TRY IT.
Print out the data below with every line intact.

[App and web page records]

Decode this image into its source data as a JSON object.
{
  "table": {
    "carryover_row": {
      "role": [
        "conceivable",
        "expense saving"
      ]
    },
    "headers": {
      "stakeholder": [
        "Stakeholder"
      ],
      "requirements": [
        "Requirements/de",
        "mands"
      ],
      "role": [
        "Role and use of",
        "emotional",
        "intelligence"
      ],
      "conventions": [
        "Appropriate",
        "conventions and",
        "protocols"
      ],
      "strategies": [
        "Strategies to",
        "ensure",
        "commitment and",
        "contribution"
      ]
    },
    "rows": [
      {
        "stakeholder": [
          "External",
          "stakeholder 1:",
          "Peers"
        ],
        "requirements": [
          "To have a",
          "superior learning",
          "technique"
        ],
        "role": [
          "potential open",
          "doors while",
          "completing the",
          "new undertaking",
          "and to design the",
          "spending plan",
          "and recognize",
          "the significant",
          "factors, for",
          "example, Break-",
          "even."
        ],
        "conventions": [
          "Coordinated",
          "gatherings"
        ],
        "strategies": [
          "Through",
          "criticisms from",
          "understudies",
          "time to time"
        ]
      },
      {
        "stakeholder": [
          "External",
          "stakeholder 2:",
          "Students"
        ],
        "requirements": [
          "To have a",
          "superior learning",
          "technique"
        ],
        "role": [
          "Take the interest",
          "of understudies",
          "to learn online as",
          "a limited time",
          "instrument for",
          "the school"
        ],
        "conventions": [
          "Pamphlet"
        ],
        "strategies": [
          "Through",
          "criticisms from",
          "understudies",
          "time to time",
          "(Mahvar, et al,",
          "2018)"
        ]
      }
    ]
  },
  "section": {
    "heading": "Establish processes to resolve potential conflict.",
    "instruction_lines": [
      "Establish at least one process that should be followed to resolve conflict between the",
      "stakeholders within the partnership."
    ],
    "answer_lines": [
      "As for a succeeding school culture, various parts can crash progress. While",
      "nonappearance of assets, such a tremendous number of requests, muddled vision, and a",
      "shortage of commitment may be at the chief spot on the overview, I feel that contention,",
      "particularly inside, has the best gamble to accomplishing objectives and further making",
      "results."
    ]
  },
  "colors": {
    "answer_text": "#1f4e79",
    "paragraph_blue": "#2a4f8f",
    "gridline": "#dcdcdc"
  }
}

ANSWER FOR THE TASK.
Decode this image into its source data as a JSON object.
{
  "table": {
    "carryover_row": {
      "role": [
        "conceivable",
        "expense saving"
      ]
    },
    "headers": {
      "stakeholder": [
        "Stakeholder"
      ],
      "requirements": [
        "Requirements/de",
        "mands"
      ],
      "role": [
        "Role and use of",
        "emotional",
        "intelligence"
      ],
      "conventions": [
        "Appropriate",
        "conventions and",
        "protocols"
      ],
      "strategies": [
        "Strategies to",
        "ensure",
        "commitment and",
        "contribution"
      ]
    },
    "rows": [
      {
        "stakeholder": [
          "External",
          "stakeholder 1:",
          "Peers"
        ],
        "requirements": [
          "To have a",
          "superior learning",
          "technique"
        ],
        "role": [
          "potential open",
          "doors while",
          "completing the",
          "new undertaking",
          "and to design the",
          "spending plan",
          "and recognize",
          "the significant",
          "factors, for",
          "example, Break-",
          "even."
        ],
        "conventions": [
          "Coordinated",
          "gatherings"
        ],
        "strategies": [
          "Through",
          "criticisms from",
          "understudies",
          "time to time"
        ]
      },
      {
        "stakeholder": [
          "External",
          "stakeholder 2:",
          "Students"
        ],
        "requirements": [
          "To have a",
          "superior learning",
          "technique"
        ],
        "role": [
          "Take the interest",
          "of understudies",
          "to learn online as",
          "a limited time",
          "instrument for",
          "the school"
        ],
        "conventions": [
          "Pamphlet"
        ],
        "strategies": [
          "Through",
          "criticisms from",
          "understudies",
          "time to time",
          "(Mahvar, et al,",
          "2018)"
        ]
      }
    ]
  },
  "section": {
    "heading": "Establish processes to resolve potential conflict.",
    "instruction_lines": [
      "Establish at least one process that should be followed to resolve conflict between the",
      "stakeholders within the partnership."
    ],
    "answer_lines": [
      "As for a succeeding school culture, various parts can crash progress. While",
      "nonappearance of assets, such a tremendous number of requests, muddled vision, and a",
      "shortage of commitment may be at the chief spot on the overview, I feel that contention,",
      "particularly inside, has the best gamble to accomplishing objectives and further making",
      "results."
    ]
  },
  "colors": {
    "answer_text": "#1f4e79",
    "paragraph_blue": "#2a4f8f",
    "gridline": "#dcdcdc"
  }
}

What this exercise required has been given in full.